One thing that Kurzel definitely gets right in Assassin’s Creed is the look and tone. He’s playing around with the established mythology and fair enough, it’s tough to keep the endless Assassin’s Creed series straight. However, he includes enough of the right iconic images, weapons, and ideas to stay on brand. His gloomy visuals have a certain muddy beauty that sets a heightened tone. The film feels very dour and important even though it’s about fantasy claptrap that’s hard to take too seriously. However, the actors commit and the spectacle can be stunning. Kurzel keeps his action fairly grounded and vicious. It’s stylish enough to sting, but gritty enough to hurt (like the game itself). The costumes and setting and choreography all feel right. You’ll feel like you’re in the established world while still poking out into the things that only movies can do. Unfortunately the filmmaker wasn’t able to go for a full hard R rating that the material deserves. So everything feels ever so slightly held back. Ah well, at least there’s some excitement afoot.

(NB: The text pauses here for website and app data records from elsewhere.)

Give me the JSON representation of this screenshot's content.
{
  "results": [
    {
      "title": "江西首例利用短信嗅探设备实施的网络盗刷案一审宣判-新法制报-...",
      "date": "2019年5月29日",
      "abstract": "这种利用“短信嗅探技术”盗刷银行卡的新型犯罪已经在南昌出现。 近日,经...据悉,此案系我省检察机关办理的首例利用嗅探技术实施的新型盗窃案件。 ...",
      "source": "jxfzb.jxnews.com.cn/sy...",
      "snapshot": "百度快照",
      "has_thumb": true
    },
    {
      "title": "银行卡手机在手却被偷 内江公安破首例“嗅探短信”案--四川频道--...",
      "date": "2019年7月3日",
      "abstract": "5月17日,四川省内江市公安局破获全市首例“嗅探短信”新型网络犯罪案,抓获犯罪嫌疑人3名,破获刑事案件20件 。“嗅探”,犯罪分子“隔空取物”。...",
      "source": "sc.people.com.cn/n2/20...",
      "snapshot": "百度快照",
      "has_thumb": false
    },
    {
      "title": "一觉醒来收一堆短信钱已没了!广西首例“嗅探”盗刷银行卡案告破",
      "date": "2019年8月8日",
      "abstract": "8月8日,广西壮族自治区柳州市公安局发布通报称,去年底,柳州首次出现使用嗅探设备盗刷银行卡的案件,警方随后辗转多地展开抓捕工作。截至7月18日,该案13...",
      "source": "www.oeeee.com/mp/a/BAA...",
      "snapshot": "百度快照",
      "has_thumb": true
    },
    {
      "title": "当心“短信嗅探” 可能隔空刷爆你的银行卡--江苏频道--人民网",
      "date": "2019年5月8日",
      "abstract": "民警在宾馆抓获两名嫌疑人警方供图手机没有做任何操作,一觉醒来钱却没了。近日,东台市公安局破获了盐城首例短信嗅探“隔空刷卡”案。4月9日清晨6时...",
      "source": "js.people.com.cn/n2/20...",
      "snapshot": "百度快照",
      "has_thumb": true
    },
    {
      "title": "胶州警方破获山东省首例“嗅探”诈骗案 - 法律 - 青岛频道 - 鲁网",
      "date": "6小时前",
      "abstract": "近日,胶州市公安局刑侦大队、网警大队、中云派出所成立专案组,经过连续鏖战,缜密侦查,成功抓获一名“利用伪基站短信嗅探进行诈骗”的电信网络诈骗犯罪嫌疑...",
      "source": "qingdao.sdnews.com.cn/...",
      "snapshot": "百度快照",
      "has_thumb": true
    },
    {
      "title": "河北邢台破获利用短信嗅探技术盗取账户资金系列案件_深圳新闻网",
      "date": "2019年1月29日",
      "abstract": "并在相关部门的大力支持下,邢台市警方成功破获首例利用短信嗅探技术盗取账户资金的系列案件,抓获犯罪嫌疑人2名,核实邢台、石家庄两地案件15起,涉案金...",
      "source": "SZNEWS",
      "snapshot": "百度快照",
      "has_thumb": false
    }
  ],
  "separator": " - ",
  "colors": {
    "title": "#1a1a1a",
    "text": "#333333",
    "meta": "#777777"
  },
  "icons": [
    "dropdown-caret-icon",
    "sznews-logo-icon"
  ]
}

The cast is by far the most overqualified group ever assembled for a video game adaptation. Michael Fassbender carries it all with a level of gravitas that the material barely warrants. He communicates pain, anguish, and excitement that shouldn’t even be possible yet it’s there, and it works (plus he can do all the required ass-kicking just as well as the brooding). He’s matched by the likes of Marion Cottilard, Brendan Gleeson, Charlotte Rampling, Michael Kenneth Williams, and especially Jeremy Irons (a master of sneering British villainy). These are the sort of actors who could sell everything from Shakespeare to, well, Assassin’s Creed. They are all so good that you’ll believe script beats you shouldn’t, feel emotions that shouldn’t be possible, and invest dramatically in a goofy gaming adventure that doesn’t even really make sense. This is a classy video game movie, which has never happened before.
Of course, it’s still a videogame adaptation bogged down by a narrative that wasn’t meant to be told in three acts, emotional arcs that no human could experience, and the realities of open-ended franchise filmmaking. So, the flick is a little convoluted and unsatisfying. However, it works far better than it should or than anyone could have possibly expected. This isn’t the best possible Assassin’s Creed movie that could have been made, but it is likely the best version that we were ever going to get out of the studio system. All of that is a long way of saying it’s fine. Maybe even pretty good. It’s not high praise, barely even praise at all. But in the troubled world of videogame movie adaptations, even that is a rare level of success. So, yay, I guess.